Reflecting on the “strong progress” of Fashion & Leather Goods group, LVMH primarily name-checked Louis Vuitton, Christian Dior, Fendi, Celine, Loro Piana and Loewe – leaving out the likes of Givenchy. In an apparent effort to keep up with demand for Louis Vuitton, LVMH revealed the inauguration of two new workshops for its most robust brand in France, including one for precious leathers. As for its other Fashion & Leather Goods leader, Dior, LVMH pointed to “outstanding growth in all product categories,” including “continued success of [its] Lady Dior bag.”
Meanwhile, LVMH mentioned the “success of iconic bags Peekaboo and Baguette” for Fendi; the planned opening of two new workshops in Italy in H2; and the Fendace capsule collaboration with Versace, which “generated major media coverage and commercial success, with its best-selling products selling out in the space of a few days.” It also cited “strong progress of ready-to-wear” for Celine, as well as the success of new high-end leather offerings; and in terms of Marc Jacobs, the brand boasted “fresh momentum” during H1, per LVMH, with “an impressive surge in online sales and new stores that opened in the U.S. and Europe.”

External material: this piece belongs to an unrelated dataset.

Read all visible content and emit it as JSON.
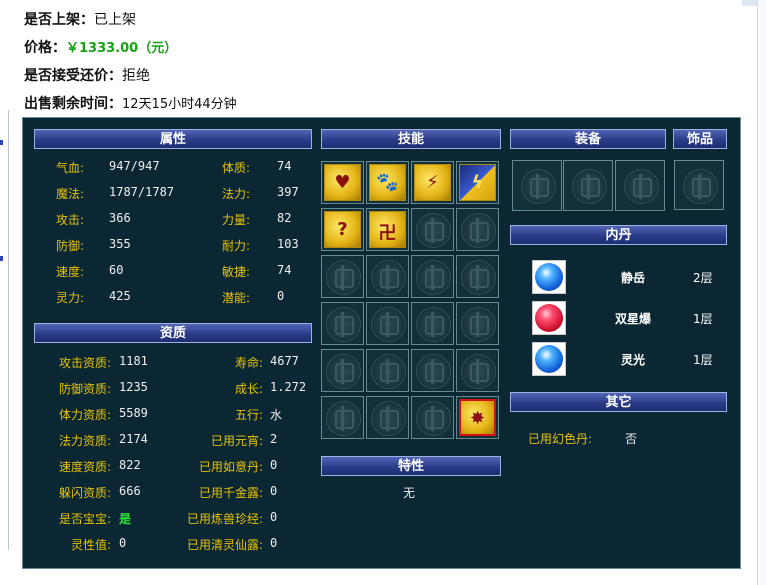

Elsewhere under its umbrella, the group revealed that the Perfumes & Cosmetics division – which recorded organic revenue growth of 13 percent for H1, reaching 3.6 billion euros – saw “excellent momentum in Perfumes” and a rebound in makeup.” LVMH also cited the impact of health restrictions in China on the division, in particular, along with its “intensification of selectivity in distribution” and its practice of “limiting promotions.”
The Watches & Jewelry division – which posted revenues of 4.9 billion euros for H1, an organic increase of 16 percent – was led by the success of Tiffany & Co., which “enjoyed an excellent half-year, still driven by strong momentum in the U.S.,” as well as sales at Bulgari and watch-maker Tag Heuer. And still yet, LVMH noted a “strong rebound from Sephora” and a “recovery in hotel activities,” with luggage-maker Rimowa similarly benefitting from an uptick in travel, “stepp[ing] up its performance considerably as borders reopened around the world.” Similarly, Wine & Spirits – which saw revenues grow to 3.3 billion euros for H1 (up 14 percent on an organic basis) – felt a lift from travel resuming, as strong demand in the U.S. and Europe was “led by restaurants reopening and tourism recovery.”

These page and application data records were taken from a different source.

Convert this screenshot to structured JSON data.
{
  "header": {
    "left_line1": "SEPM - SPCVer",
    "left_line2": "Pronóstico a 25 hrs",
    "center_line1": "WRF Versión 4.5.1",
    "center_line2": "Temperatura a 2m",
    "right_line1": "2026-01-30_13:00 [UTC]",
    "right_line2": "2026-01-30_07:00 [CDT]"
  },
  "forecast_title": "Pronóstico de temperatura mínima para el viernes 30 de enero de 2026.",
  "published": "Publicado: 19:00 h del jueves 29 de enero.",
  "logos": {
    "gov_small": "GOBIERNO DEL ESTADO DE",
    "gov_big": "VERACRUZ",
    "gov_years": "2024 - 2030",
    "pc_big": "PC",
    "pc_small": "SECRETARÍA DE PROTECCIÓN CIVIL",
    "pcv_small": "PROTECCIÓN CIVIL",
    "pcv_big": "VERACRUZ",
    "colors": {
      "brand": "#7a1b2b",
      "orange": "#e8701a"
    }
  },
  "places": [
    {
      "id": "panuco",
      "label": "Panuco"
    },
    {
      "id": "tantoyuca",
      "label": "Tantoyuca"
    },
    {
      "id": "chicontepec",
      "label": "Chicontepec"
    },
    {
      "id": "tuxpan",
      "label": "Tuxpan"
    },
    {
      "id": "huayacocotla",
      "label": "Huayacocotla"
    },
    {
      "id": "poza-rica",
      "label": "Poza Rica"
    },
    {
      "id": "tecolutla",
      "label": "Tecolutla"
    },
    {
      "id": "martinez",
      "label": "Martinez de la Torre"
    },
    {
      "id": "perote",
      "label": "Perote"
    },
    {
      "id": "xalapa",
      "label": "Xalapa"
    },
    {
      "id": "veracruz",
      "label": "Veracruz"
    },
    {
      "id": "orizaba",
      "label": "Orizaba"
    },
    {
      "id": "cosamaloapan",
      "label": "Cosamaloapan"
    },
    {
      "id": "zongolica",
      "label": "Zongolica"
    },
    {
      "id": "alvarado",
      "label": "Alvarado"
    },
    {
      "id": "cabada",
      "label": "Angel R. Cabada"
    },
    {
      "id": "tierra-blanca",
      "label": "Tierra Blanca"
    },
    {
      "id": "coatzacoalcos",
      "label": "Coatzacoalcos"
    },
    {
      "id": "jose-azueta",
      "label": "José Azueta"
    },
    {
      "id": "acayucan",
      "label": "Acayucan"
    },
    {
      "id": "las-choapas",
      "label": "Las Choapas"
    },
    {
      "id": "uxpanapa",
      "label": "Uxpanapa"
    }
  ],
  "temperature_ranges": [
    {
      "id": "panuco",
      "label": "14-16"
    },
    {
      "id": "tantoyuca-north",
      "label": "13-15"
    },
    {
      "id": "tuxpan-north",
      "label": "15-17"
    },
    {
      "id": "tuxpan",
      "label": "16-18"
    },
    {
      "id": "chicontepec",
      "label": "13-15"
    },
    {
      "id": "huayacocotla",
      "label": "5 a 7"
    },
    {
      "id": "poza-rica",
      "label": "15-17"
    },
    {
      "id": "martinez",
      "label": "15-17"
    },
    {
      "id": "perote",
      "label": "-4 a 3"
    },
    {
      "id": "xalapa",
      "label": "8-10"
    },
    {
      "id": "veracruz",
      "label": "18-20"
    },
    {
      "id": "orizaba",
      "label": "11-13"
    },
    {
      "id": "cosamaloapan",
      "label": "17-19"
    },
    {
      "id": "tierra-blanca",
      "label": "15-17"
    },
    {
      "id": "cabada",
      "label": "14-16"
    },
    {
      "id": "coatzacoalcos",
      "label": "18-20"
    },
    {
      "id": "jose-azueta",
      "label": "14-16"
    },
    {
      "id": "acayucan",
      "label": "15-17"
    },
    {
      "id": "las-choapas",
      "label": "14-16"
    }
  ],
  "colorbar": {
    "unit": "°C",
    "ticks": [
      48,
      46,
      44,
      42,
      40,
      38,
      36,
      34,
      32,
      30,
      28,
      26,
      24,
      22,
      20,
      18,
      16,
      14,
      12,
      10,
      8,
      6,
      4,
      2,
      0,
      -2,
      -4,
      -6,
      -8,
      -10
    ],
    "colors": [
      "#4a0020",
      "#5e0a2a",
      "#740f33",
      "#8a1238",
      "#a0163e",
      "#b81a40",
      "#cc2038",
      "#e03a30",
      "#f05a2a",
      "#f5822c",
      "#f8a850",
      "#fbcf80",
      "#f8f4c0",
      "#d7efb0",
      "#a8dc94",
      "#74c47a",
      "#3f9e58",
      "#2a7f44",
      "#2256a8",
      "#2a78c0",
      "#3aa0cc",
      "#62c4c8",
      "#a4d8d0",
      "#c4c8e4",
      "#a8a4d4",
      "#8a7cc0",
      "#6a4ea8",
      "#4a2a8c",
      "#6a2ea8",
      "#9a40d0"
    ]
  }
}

Regionally speaking, LVMH saw revenue grow by 24 percent in the U.S. market for the first half of the year. Sales grew by 47 percent in Europe, 33 percent in Japan, and 1 percent in Asia (excluding Japan). As for the revenue by region breakdown, the group generated 32 percent of total H1 revenue in the Asian market (vs. 38 percent in H1 2021), followed by 27 percent of sales in the U.S. (vs. 25 percent in H1 2021), 15 percent from Europe – excluding France (vs. 14 percent in Q1 2021), 7 percent in France (vs. 5 percent in H1 2021), 7 percent in Japan (the same result as H1 2021), and 12 percent from “Other Markets” (vs. 11 percent in H1 2021).

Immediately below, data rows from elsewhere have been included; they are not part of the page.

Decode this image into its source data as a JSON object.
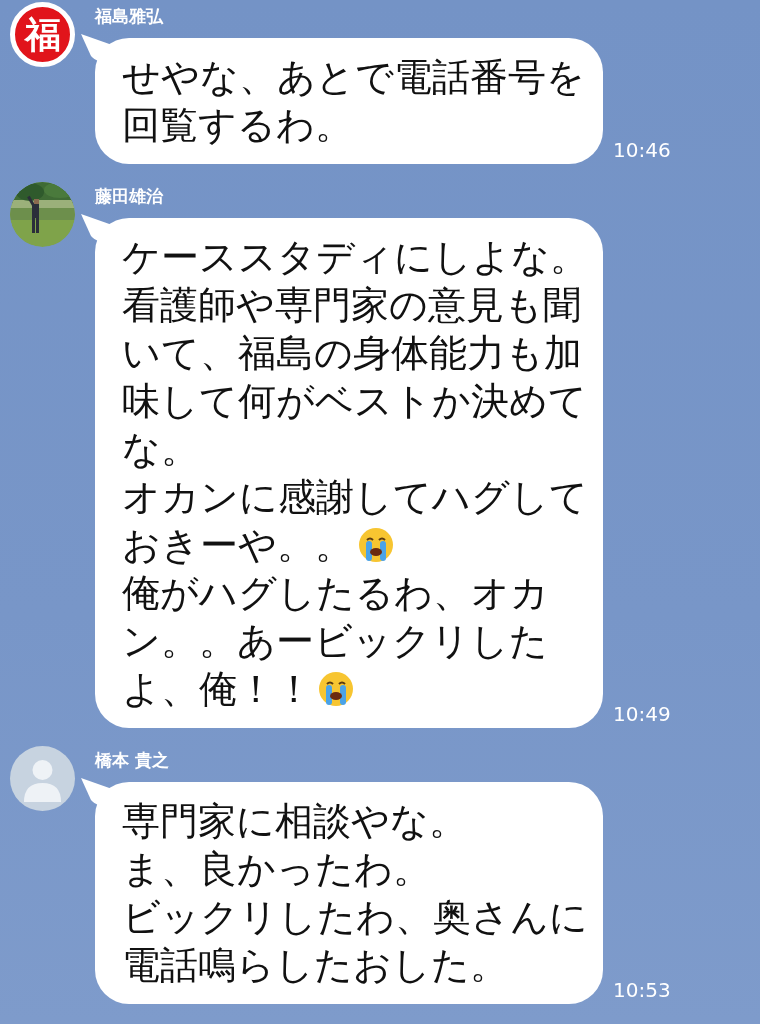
{
  "messages": [
    {
      "sender": "福島雅弘",
      "avatar": {
        "kind": "logo",
        "text": "福"
      },
      "lines": [
        {
          "text": "せやな、あとで電話番号を",
          "emoji": false
        },
        {
          "text": "回覧するわ。",
          "emoji": false
        }
      ],
      "time": "10:46"
    },
    {
      "sender": "藤田雄治",
      "lines": [
        {
          "text": "ケーススタディにしよな。",
          "emoji": false
        },
        {
          "text": "看護師や専門家の意見も聞",
          "emoji": false
        },
        {
          "text": "いて、福島の身体能力も加",
          "emoji": false
        },
        {
          "text": "味して何がベストか決めて",
          "emoji": false
        },
        {
          "text": "な。",
          "emoji": false
        },
        {
          "text": "オカンに感謝してハグして",
          "emoji": false
        },
        {
          "text": "おきーや。。",
          "emoji": true
        },
        {
          "text": "俺がハグしたるわ、オカ",
          "emoji": false
        },
        {
          "text": "ン。。あービックリした",
          "emoji": false
        },
        {
          "text": "よ、俺！！",
          "emoji": true
        }
      ],
      "time": "10:49"
    },
    {
      "sender": "橋本 貴之",
      "avatar": {
        "kind": "default"
      },
      "lines": [
        {
          "text": "専門家に相談やな。",
          "emoji": false
        },
        {
          "text": "ま、良かったわ。",
          "emoji": false
        },
        {
          "text": "ビックリしたわ、奥さんに",
          "emoji": false
        },
        {
          "text": "電話鳴らしたおした。",
          "emoji": false
        }
      ],
      "time": "10:53"
    }
  ]
}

As for the “painful” impact of the Chinese market on the group’s results, LVMH chief financial officer Jean Jacques Guiony said on an earnings call on Tuesday that sales in China, which is facing strict lockdown measures in the face of the latest wave of COVID-19, were down by “heavy double digits.” While the group saw “some improvement” towards the end of Q2, it was “not significant.” Nonetheless, management is confident that the Chinese market “will bounce-back” once the health restrictions are lifted thanks to strong, underlying demand.